Hawkshead Grammar School Museum
Tel:- 015394 36735
Situated in the old Grammar School building, at the southern end of the village, the Hawkshead Grammar School Museum attempts, with some success, to recreate the atmosphere of school life in the 17th and 18th centuries. It features a layout of an authentic school room, complete with original desks and writing implements, a recreation of the headmaster's study, and displays of a unique collection of historic artifacts relating to the school, including the Charter signed by Queen Elizabeth I when the institution was first established in 1585.
Visitors are greeted with a short but very informative talk about the school and what there is to see, before being allowed to wander at their leisure through the downstairs schoolroom and the upstairs display room.
The lives of the pupils of 200 years ago are brought vividly to life, and it is not difficult to imagine the rows of pupils working silently under the gaze of a stern tutor. Hard work and discipline may have been the order of the day, but the pupils were allowed to do some things that would be frowned upon in our supposedly more liberated society. They were allowed to drink beer and smoke, and were encouraged to carve their names on their desks. Those very same desks form the display today, and still bear the carved names of the pupils that were educated here, including a certain William Wordsworth and his brothers.
Hawkshead Grammar School was founded in 1585 by Edwin Sandys, Archbishop of York, who was born at Esthwaite Hall, just a mile south of Hawkshead. Not only did he petition Queen Elizabeth I for a charter to set up a governing body, he also endowed the school with sufficient land and property for it to offer a free education.
The school gained a reputation for sound teaching. It taught Latin and Greek, arithmetic, ancient history, science and geometry, subjects that at the time were deemed sufficient to meet the future needs of the pupils regardless of their ambitions.
Discipline was strict, with those boys stepping out of line very quickly becoming acquainted with the birch. The days were long, starting at 6 am in the summer months, and daily church attendance was compulsory.

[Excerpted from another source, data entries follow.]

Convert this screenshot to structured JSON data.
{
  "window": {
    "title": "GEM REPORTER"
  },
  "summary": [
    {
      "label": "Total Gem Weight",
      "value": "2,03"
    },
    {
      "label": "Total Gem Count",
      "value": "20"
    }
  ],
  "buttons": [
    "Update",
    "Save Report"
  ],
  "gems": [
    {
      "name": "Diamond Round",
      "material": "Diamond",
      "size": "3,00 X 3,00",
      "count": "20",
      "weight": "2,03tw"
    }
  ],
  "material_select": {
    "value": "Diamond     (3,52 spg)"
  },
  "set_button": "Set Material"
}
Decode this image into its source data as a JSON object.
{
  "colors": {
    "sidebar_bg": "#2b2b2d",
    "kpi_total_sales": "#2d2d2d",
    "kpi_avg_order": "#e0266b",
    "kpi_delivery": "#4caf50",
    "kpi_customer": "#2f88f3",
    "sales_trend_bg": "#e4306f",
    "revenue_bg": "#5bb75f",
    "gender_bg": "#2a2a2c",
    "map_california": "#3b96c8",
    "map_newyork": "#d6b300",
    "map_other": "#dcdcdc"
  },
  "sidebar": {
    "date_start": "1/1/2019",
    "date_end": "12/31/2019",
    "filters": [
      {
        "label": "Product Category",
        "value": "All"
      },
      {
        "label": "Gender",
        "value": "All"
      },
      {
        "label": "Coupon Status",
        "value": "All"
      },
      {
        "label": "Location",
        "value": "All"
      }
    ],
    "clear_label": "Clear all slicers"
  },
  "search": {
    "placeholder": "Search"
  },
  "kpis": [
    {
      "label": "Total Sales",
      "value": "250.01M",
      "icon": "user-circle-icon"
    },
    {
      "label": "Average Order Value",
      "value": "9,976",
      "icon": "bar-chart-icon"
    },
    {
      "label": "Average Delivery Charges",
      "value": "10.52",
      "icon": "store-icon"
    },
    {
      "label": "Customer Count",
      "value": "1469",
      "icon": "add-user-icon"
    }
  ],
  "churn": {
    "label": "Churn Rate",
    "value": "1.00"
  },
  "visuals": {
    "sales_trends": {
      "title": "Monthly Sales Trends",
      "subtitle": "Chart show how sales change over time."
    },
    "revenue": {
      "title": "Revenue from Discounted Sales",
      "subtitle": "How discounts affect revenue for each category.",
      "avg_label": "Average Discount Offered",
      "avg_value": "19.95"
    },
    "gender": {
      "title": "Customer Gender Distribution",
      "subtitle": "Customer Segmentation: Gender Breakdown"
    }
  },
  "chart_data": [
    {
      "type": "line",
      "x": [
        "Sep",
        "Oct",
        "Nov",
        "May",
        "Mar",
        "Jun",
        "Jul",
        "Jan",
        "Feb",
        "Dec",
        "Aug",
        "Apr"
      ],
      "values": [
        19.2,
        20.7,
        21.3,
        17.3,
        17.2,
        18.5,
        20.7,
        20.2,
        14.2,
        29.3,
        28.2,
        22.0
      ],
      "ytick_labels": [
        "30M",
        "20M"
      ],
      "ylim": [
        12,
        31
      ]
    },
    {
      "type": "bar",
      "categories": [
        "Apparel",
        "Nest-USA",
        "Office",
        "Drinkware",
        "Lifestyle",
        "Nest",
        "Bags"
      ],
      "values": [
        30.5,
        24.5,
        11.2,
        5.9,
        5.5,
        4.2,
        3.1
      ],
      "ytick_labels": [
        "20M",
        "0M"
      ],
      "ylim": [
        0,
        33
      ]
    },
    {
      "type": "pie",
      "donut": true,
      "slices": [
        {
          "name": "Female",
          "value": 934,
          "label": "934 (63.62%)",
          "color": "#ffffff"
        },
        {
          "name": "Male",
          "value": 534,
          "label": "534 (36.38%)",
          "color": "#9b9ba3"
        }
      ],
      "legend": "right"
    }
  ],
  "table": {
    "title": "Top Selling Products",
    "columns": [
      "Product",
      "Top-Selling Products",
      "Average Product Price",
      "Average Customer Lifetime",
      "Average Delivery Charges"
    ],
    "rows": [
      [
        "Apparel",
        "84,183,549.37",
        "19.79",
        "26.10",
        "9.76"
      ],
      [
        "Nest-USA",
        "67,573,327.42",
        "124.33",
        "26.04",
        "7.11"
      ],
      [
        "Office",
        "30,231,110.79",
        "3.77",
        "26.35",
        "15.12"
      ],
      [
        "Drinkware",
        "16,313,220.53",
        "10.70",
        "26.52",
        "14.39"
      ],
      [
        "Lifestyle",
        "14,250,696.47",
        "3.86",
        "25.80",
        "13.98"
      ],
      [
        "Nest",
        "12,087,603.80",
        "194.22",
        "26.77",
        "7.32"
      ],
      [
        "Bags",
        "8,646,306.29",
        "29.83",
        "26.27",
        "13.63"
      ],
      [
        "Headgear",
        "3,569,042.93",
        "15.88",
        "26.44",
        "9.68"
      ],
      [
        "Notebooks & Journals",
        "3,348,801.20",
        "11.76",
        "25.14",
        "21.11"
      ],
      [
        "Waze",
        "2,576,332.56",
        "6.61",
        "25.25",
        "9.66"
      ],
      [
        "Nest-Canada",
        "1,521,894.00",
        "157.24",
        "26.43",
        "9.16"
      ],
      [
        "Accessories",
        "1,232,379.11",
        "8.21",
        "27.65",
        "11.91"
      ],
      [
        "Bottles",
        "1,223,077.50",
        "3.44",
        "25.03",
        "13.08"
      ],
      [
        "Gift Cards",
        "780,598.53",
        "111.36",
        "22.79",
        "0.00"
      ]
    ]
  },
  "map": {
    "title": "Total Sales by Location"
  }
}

In 1675, the old school building was demolished and the current building erected on the same site. The new building was capable of housing up to 100 pupils, and was frequently fully subscribed. Pupils from Hawkshead received a free education, but the school's reputation also drew pupils from further afield, each one paying 2 guineas a year.
The school thrived until the latter part of the 19th century, when pupil numbers started to decline, as did income from the estates supporting the school. The 1902 Education Act, which enabled County Councils to run secondary schools, was a landmark in education, and signalled the beginning of the end for Hawkshead Grammar School. With aging facilities and a dated curriculum the school could no longer continue, and it closed in 1909, after 324 years.
Hawkshead Grammar School Museum is operated by the Hawkshead Grammar School Foundation, whose main purpose is to provide grants to young people to assist their further education, vocational training, or entry into work. They must come from the Ancient Parish of Hawkshead to be eligible.
The Wordsworth Connection
William Wordsworth attended Hawkshead Grammar School from 1778, along with his brothers Richard and John and Christopher. They were sent there following the death of their mother. The school was chosen because it had a strong reputation for a sound teaching and was considered good preparation for university entrance.
William enjoyed his time at Hawkshead. He was interested in the natural world and would spend his free time in the summer going for long walks alone on the fells around Hawkshead. In the winters he learned to skate on Esthwaite Water.
In educational terms he was, by all accounts, a model pupil, developing a love for Latin literature and demonstrating a high level of ability in mathematics.
The Wordsworth brothers boarded with a local quaker family, the Tyson's, first of all in a cottage in Hawkshead and later in a house in the nearby village of Colthouse, where there was a strong quaker presence. 150 years after William boarded there, the house in Colthouse was bought by another of Lakeland's literary giants, Beatrix Potter. It is now in private ownership.
The Christian family connection
Before the death of his mother, William Wordsworth attended Cockermouth Free School. Also a pupil there at the time was Fletcher Christian, of "Mutiny on the Bounty" fame. Fletcher Christian's brother, Edward, was at Hawkshead Grammar School at the same time as Wordsworth, although not as a pupil. In 1781, At the tender age of just 23, he gained the position of headmaster. However, within a year he had returned to Cambridge to further his ambition for a career in law. He became a judge in 1782.